Arts & Entertainment

7 Reasons to Start Listening to Audiobooks

I absolutely swear by audiobooks. I started listening to them in 2012 when I needed something to make my bike ride to school more entertaining. I purchased my first audiobook, You’re Not Doing it Right by comedian Michael Ian Black, through iTunes. Three years later, according to the audiobook subscription service Audible, I am at the “scholar” level, with only 192 more listening hours before I hit “master” status. Due to my fanaticism, I am always surprised and saddened at how few people I know listen to audiobooks. As a college student, the audiobook can truly be your best friend. Here are seven reasons why:


After hours of outlining, highlighting, and taking notes, chances are you are not going to reach for another book when it’s break time. Audiobooks allow you to immerse yourself in your favorite stories while resting your eyes and freeing up your hands.

Best Audiobook for Study Breaks:
The Hunger Games Trilogy by Suzanne Collins. Whatever your homework situation, at least your classmates aren’t trying to murder you.


UWT is well-known as a commuter campus and a long or difficult commute can be truly draining. Mitigate this situation by saving your most thrilling audiobook for the most banal part of your day.

Best Audiobook for a Taxing Commute:
A Game of Thrones by George R.R. Martin. Spend all your time being mad at Joffrey instead of being mad at traffic.


Who doesn’t love the satisfaction of finishing a 1000-page behemoth? But finding the time and attention span amid all of life’s distractions can be challenging. Avoid re-reading paragraphs and slowing down through tedious sections by listening to the long stories.
Best Audiobook Over 40 hours:
Pillars of the Earth and World Without End by Ken Follett. A historical novel set in the 12th century about the generations-long quest to build the world’s tallest cathedral, zone out while Follett takes you through the minutiae of Gothic architecture and tune back in for the medieval drama.


How many of you, and be honest, pronounced Hermione’s name correctly before the movie came out? And who knew fruition was not pronounced “froo-i-shun?” Not I, I tell you. Not I.

Best Audiobook for Pronunciation:
All the Light We Cannot See by Anthony Doerr.

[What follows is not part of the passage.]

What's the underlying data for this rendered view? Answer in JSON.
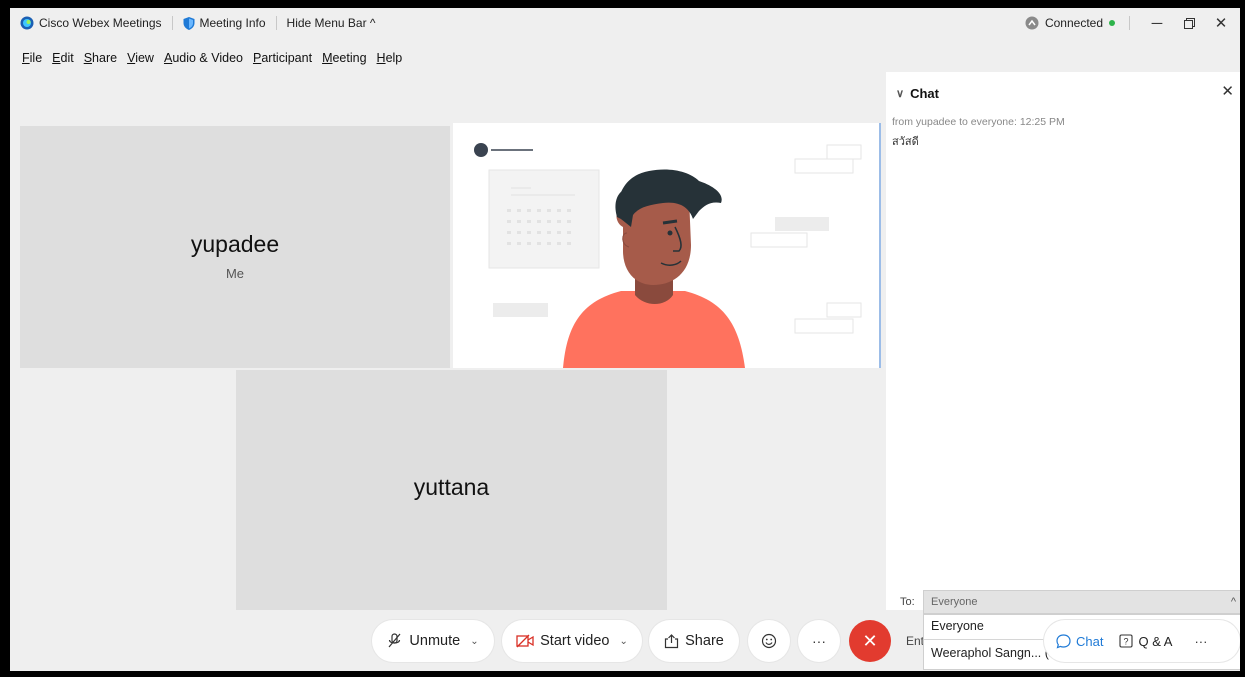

Set during World War II, visit your bookstore to see how the words you hear are spelled for cheap lessons in German and French. (Example: You’ll hear “Verner” but see “Werner.”)

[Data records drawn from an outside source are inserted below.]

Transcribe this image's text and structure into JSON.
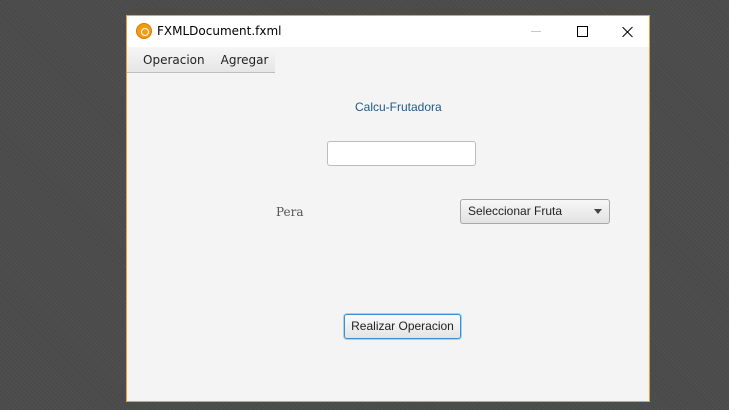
{
  "window": {
    "title": "FXMLDocument.fxml"
  },
  "menubar": {
    "items": [
      {
        "label": "Operacion"
      },
      {
        "label": "Agregar"
      }
    ]
  },
  "content": {
    "title": "Calcu-Frutadora",
    "input": {
      "value": "",
      "placeholder": ""
    },
    "fruit_label": "Pera",
    "select": {
      "selected": "Seleccionar Fruta"
    },
    "action_button": "Realizar Operacion"
  },
  "colors": {
    "window_border": "#e8a33a",
    "title_text": "#1f5a8c",
    "focus_border": "#3a8fd2"
  }
}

College could be truly summed up in one word: lectures. Some lectures are interactive, informational, and engaging. But we’ve all encountered the long and tedious lecture as well. In a society of 140-character tweets and six-second videos, the struggle to not mentally check out of lectures is real. Audiobooks can greatly develop your lecture-listening skills by requiring you to listen for meaning without visual cues to hold your attention.

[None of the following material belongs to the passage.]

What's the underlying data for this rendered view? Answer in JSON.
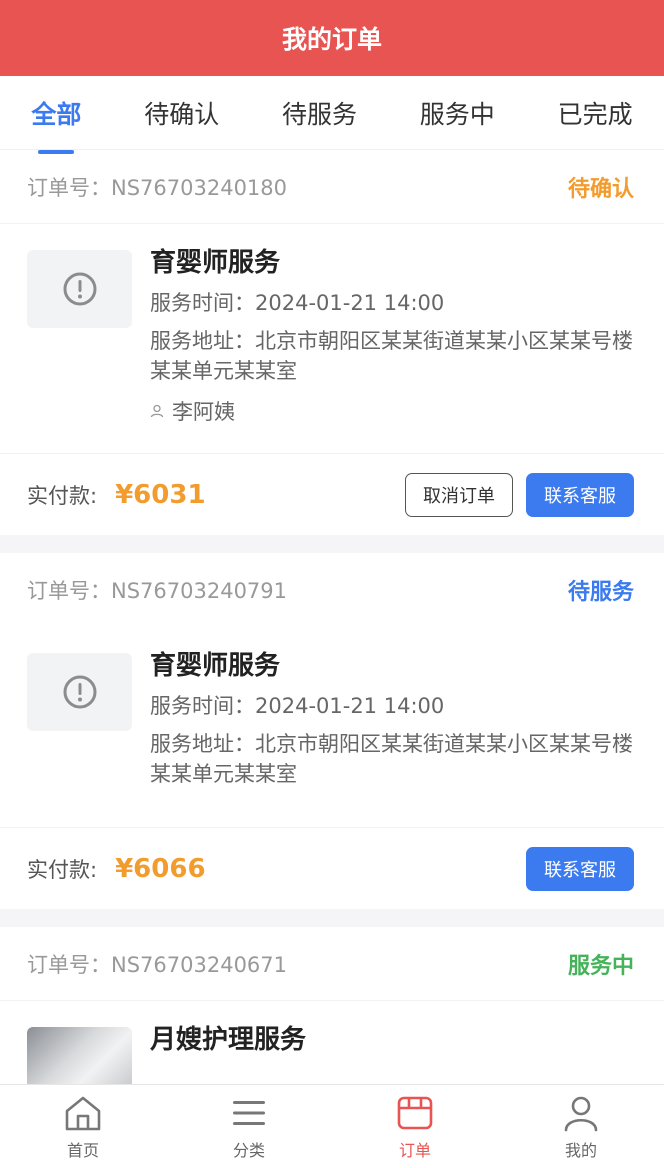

Best Audiobook to Help You Focus:
Outliers by Malcolm Gladwell. Now nearly infamous for his particularly engaging brand of pseudoscience, Gladwell uses this book to examine factors that may have contributed more to individual success than one would assume. For instance, why is it that the best Canadian hockey players tend to be born in the beginning of the year? Read by the author, Gladwell’s arguments are so surprising and novel that you’ll be enchanted within five minutes.


Whether you’re killing some time at the student bookstore or getting cozy at King’s Books, nothing beats the smell, sights, and atmosphere of a building filled with literature. But instead of doling out cash every time, stroll up and down the aisles looking for that cover or blurb that grabs your attention. When you find one that strikes your fancy, download a free sample of the audiobook. If you like the narrator, you’re good to go.

Best Audiobook Narrator:
Scott Brick (Try Tom Clancy’s Full Force & Effect by Mark Greaney). This man has a voice of gold. Listen to him long enough and you’ll start narrating your own life in his voice to make it sound dangerous and exciting.


While nothing, and I mean nothing, can replace the smell and feel of a book, paper copies could easily be reserved for the most treasured titles.

Best Audiobook to Delete Afterwards:
Yes Please by Amy Poehler. You’ll feel no qualms about listening to it, chuckling a bit, and deleting it.